For the listing below, give the number of lines that include "devextreme" and add nothing to it.

→ **Dataset excerpts**
========================

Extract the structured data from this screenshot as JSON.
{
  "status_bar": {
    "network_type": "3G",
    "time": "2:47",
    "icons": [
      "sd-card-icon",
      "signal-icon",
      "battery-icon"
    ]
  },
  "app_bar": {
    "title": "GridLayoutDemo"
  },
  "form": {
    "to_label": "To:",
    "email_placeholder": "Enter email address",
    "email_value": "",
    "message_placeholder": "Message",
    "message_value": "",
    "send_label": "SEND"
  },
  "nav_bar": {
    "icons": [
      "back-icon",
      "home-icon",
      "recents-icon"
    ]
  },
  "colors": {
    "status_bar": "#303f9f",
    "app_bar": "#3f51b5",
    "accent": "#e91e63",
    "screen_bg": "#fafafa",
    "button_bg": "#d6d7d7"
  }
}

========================

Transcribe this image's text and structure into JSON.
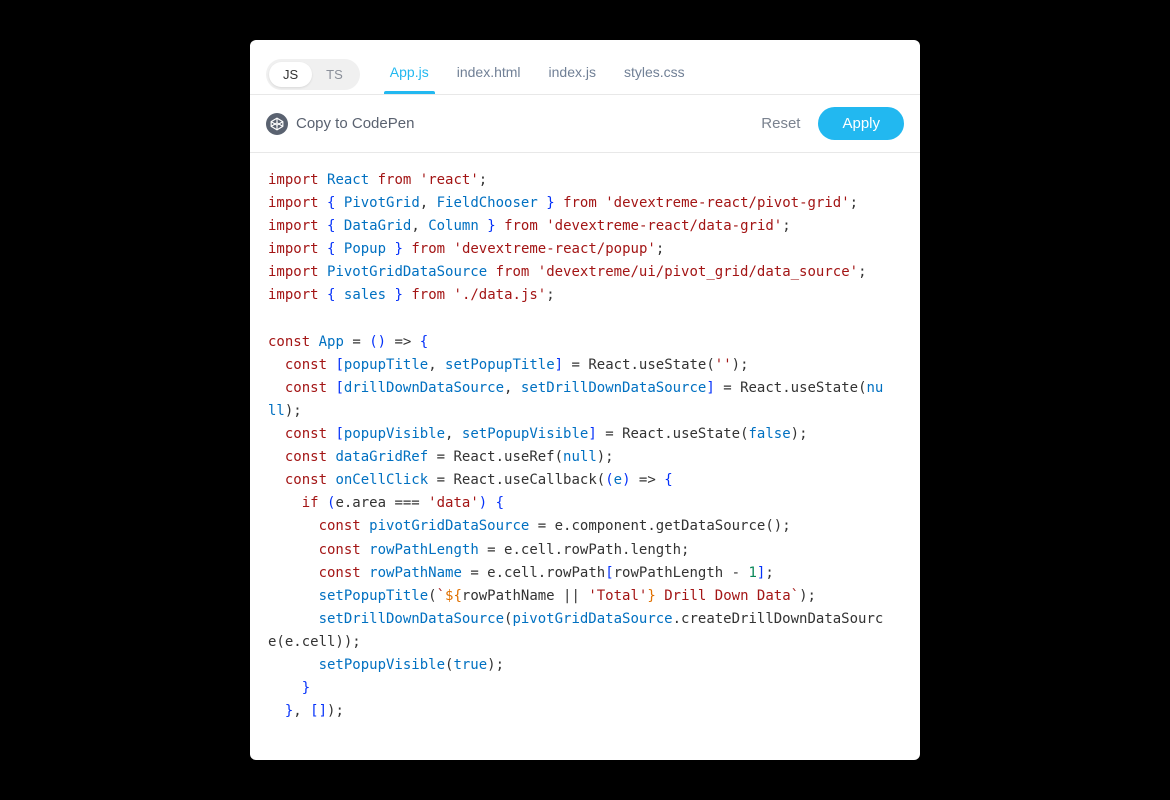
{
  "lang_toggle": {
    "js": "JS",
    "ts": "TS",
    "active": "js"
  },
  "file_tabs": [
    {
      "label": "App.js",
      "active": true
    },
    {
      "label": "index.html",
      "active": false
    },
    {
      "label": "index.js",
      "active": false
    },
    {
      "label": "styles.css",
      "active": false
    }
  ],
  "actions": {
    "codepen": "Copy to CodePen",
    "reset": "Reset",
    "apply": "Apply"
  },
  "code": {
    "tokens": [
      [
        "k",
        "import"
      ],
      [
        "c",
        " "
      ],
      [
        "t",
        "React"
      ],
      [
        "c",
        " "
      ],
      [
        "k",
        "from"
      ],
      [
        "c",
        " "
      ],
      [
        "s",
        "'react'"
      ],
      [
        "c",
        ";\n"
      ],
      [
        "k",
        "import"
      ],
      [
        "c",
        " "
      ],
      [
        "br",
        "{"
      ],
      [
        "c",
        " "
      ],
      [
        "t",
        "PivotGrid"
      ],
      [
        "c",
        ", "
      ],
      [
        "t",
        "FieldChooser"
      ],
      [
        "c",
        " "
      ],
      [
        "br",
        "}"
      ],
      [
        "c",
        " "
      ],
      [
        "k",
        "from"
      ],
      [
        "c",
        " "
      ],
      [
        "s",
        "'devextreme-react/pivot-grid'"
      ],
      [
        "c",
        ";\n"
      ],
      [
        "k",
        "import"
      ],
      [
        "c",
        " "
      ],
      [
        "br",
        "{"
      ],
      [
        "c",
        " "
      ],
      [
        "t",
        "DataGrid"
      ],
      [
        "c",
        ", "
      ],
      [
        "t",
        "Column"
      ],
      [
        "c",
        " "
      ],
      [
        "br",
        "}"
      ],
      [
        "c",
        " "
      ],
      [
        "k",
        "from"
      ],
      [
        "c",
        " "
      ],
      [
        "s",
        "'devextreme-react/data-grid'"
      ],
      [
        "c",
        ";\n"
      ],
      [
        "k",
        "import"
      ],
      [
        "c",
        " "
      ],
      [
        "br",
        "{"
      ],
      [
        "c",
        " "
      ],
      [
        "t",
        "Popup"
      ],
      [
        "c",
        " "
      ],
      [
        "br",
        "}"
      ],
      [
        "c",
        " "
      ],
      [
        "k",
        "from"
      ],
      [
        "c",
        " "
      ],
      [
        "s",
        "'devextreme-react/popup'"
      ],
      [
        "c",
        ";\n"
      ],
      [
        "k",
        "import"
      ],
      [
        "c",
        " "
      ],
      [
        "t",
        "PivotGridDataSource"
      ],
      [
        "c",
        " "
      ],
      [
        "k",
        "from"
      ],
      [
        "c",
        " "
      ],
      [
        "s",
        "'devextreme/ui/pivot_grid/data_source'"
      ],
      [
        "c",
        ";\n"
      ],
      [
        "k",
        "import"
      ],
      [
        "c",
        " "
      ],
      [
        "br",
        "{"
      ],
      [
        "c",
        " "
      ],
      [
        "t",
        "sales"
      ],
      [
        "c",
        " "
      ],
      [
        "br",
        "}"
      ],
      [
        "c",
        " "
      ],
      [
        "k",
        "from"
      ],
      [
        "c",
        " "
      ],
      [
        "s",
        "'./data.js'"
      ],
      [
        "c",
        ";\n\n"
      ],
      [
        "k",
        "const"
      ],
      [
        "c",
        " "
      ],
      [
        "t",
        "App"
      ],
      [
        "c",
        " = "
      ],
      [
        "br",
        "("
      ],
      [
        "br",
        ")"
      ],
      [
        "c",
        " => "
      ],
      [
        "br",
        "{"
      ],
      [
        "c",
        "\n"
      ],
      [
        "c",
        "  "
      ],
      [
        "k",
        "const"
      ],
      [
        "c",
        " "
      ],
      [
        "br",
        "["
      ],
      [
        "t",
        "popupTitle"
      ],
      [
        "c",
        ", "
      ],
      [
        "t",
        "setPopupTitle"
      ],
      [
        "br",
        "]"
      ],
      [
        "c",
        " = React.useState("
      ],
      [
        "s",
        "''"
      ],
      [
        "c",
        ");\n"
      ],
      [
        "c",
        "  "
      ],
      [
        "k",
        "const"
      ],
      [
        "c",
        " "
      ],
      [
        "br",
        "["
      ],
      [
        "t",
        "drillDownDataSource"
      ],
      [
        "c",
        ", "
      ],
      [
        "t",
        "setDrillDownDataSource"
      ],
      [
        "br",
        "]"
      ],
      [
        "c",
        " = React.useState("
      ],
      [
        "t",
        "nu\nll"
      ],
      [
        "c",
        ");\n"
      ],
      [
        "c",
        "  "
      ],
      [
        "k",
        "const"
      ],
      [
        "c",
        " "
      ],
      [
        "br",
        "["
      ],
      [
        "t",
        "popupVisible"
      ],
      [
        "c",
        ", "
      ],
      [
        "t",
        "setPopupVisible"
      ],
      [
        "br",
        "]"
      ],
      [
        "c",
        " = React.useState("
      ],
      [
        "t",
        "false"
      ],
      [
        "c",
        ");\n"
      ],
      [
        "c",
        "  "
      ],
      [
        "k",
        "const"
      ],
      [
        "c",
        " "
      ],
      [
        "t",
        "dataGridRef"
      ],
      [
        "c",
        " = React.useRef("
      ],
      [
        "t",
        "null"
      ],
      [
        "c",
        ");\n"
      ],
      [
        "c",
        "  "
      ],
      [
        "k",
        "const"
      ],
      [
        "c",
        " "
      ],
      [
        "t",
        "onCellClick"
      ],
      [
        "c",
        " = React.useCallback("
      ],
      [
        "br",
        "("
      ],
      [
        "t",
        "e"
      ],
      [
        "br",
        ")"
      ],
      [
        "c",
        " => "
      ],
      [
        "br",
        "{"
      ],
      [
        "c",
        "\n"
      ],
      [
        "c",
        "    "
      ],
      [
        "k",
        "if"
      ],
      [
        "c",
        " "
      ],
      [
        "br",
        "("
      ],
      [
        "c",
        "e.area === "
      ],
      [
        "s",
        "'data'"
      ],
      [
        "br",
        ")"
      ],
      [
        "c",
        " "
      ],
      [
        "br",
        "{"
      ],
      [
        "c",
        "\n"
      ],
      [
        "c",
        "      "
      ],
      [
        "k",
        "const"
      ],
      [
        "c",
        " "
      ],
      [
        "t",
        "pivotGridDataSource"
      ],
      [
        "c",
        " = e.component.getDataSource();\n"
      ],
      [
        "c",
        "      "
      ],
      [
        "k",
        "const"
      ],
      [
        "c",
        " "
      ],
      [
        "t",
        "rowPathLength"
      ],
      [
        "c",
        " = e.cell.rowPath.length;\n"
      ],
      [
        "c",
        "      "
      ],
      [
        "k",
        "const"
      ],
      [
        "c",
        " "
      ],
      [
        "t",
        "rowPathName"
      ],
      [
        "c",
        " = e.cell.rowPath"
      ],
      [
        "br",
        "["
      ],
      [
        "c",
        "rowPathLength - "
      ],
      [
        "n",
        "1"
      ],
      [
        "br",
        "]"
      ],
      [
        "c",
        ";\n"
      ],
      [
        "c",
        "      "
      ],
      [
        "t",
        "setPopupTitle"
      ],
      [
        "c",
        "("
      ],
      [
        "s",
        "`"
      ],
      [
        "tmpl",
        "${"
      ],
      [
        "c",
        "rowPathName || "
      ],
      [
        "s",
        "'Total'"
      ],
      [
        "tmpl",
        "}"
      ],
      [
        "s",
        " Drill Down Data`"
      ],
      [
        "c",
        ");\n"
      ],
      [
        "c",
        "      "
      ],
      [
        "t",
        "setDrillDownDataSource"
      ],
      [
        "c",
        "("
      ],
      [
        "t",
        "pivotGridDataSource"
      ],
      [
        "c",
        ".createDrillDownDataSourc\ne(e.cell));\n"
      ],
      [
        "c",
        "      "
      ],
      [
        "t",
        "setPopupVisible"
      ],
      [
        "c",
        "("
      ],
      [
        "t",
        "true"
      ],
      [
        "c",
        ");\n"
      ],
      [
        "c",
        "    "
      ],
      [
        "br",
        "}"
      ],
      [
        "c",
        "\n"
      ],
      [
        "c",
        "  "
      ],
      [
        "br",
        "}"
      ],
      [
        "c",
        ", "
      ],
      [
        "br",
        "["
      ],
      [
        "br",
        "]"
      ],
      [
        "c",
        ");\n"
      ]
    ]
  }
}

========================

→ **Response area**
4